When I was a little boy in inner-city Washington, DC, we lived in a small apartment on top of my father's grocery store in inner-city DC, on Independence Avenue SE, twelve blocks from the Capital. We had a really nice Afro-American mailman who used to deliver the mail to us every day. I don't remember his name, but he had the warmest smile you could ever imagine. I loved to greet him and talk to him. He would pinch my then-chubby cheeks and say, "Child, I ain't gonna be totin' mail all my life down here in inna-city. I'm gonna climb them marble steps, like the ones at the White House. Shucks, someday, I'm gonna be rich. Maybe I'll even buy the White House. Meantime, I keep on dreamin' and I keep on truckin'!"

I'll never forget those words of wisdom. You keep on dreaming and in the meanwhile, you keep on plugging away. Every major accomplishment begins with climbing the first one of those marble steps. Let's get going!

Happy 7th of Pesach

7th day Passover
Tonight, the eve of the 7th day of Pesach, was the night that the Red Sea split, allowing the Children of Israel to escape from Pharaoh and his pursuing armies. The Midrash tells us that all the waters of the world split at the same time.

The 7th day of Pesach is also the day that Moses sang his famous "Shirat Hayam", the Song of the Sea, after Hashem miraculously led Israel across the Red Sea.

This year, the 7th Day of Passover leads directly into Shabbat, so we wish you a lovely and peaceful Shabbat as well.

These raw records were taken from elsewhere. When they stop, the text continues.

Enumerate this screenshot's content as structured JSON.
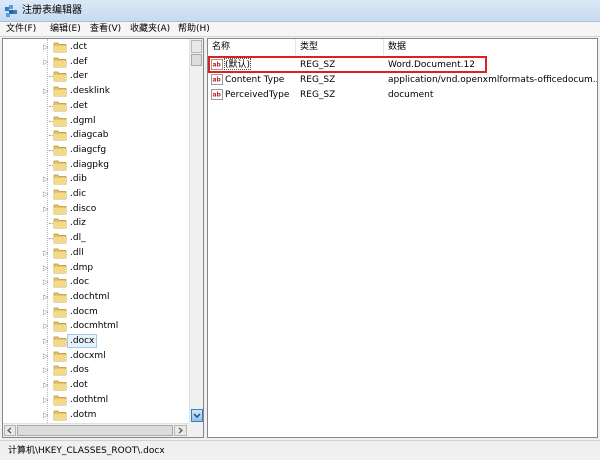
{
  "window": {
    "title": "注册表编辑器"
  },
  "menu": [
    {
      "label": "文件(F)"
    },
    {
      "label": "编辑(E)"
    },
    {
      "label": "查看(V)"
    },
    {
      "label": "收藏夹(A)"
    },
    {
      "label": "帮助(H)"
    }
  ],
  "tree": {
    "items": [
      ".dct",
      ".def",
      ".der",
      ".desklink",
      ".det",
      ".dgml",
      ".diagcab",
      ".diagcfg",
      ".diagpkg",
      ".dib",
      ".dic",
      ".disco",
      ".diz",
      ".dl_",
      ".dll",
      ".dmp",
      ".doc",
      ".dochtml",
      ".docm",
      ".docmhtml",
      ".docx",
      ".docxml",
      ".dos",
      ".dot",
      ".dothtml",
      ".dotm"
    ],
    "expandable": [
      true,
      true,
      false,
      true,
      false,
      false,
      false,
      false,
      false,
      true,
      true,
      true,
      false,
      false,
      true,
      true,
      true,
      true,
      true,
      true,
      true,
      true,
      true,
      true,
      true,
      true
    ],
    "selected_index": 20
  },
  "list": {
    "columns": [
      "名称",
      "类型",
      "数据"
    ],
    "rows": [
      {
        "name": "(默认)",
        "type": "REG_SZ",
        "data": "Word.Document.12"
      },
      {
        "name": "Content Type",
        "type": "REG_SZ",
        "data": "application/vnd.openxmlformats-officedocum..."
      },
      {
        "name": "PerceivedType",
        "type": "REG_SZ",
        "data": "document"
      }
    ]
  },
  "status": {
    "path": "计算机\\HKEY_CLASSES_ROOT\\.docx"
  },
  "colors": {
    "highlight": "#e02020",
    "folder": "#e8c46a",
    "selection": "#e5f3fb"
  }
}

G-d bless and warmest regards from all of us here at the Beams and Breslev Israel.

Dancing the Dabka

Before the first Intifada (Arab civil uprising) in 1988, I'd freely visit my close Muslim friends in Gaza City and in many other Arab towns all across greater Israel. My best friend, Naif Abu Ayid, was the son of a sheikh in the Israeli Arab village of Tira, east of Kfar Saba. I was invited to all their family celebrations. To make me feel at home, Naif taught me how to dance the Dabka, the traditional Arab dance that's played to the beat of a tabla (Arab drum, like Oriental Jewry's drabuki) and to the tune of a mijwiz (Arab reed flute). I love Dabka  - it has a hauntingly beautiful beat and requires stamina, coordination and precision timing with your dance mates.

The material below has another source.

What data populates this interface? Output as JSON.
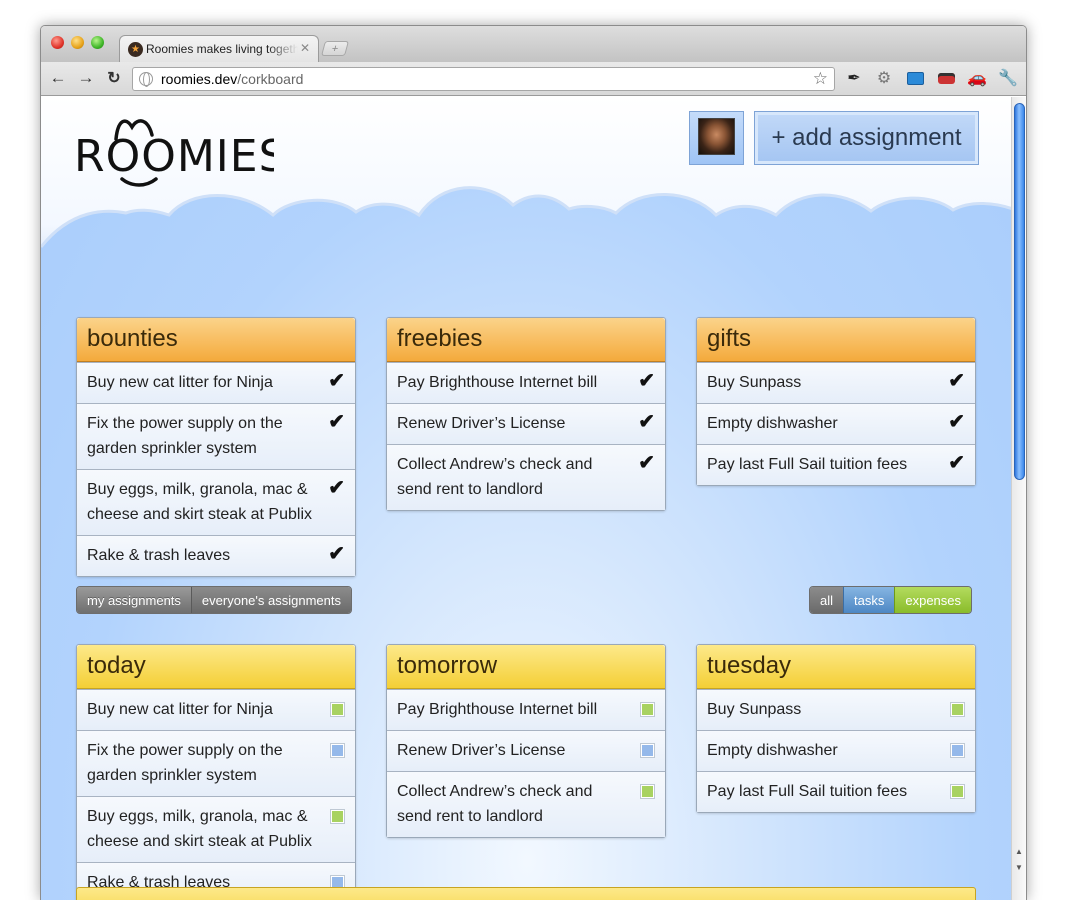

People ask me when there will be real peace in the Middle East - my answer is twofold: first, when everyone calls out Hashem's Name; and second, when Arabs and Jews will dance Dabka together...

With that in mind, it's too early for euphoria after Saudi Crown Prince Mohammed bin Salman (MBS) recognized Israel's right to exist yesterday. Although his father, Saudi King Salman, tempered sonny-boy's comments earlier today by reiterating the rights of the Palestinians, he nevertheless refrained from contradicting his son.

MBS is pragmatic. He views Iran as the greatest existential threat in Saudi history. He is also a astute strategist. He sees what happens to nations and peoples, like the Kurds, who put too much faith in US help. Saudi Arabia can't afford to be disappointed. MBS, who has been cultivating ties with Israel for months now as you've read on Emuna News as far back as 5 months ago, knows that whereas the USA's interest in Saudi Arabia is economic, Israel shares the existential threat from Iran and is a much likelier ally as well as a neighbor he can count on.

Therefore, to paraphrase a Talmudic expression, MBS's recognition of Israel is fueled by his hatred of Haman (Iran) rather than his love of Mordechai (Israel).

When and how will we know that MBS is sincere? Here's our Emuna Outreach peace initiative: we hereby invite the Saudi Crown Prince to learn the Universal Garden of Emuna together and to dance Dabka together. If he doesn't want to come to Israel, Emuna Outreach will be happy to come to Riyadh. Then, we'll all know that both peace and Moshiach are at our doorstep. Happy Passover and warmest regards from sunny Ashdod.

Special note to Racheli: if you try Dabka, you'll never go back to Zumba...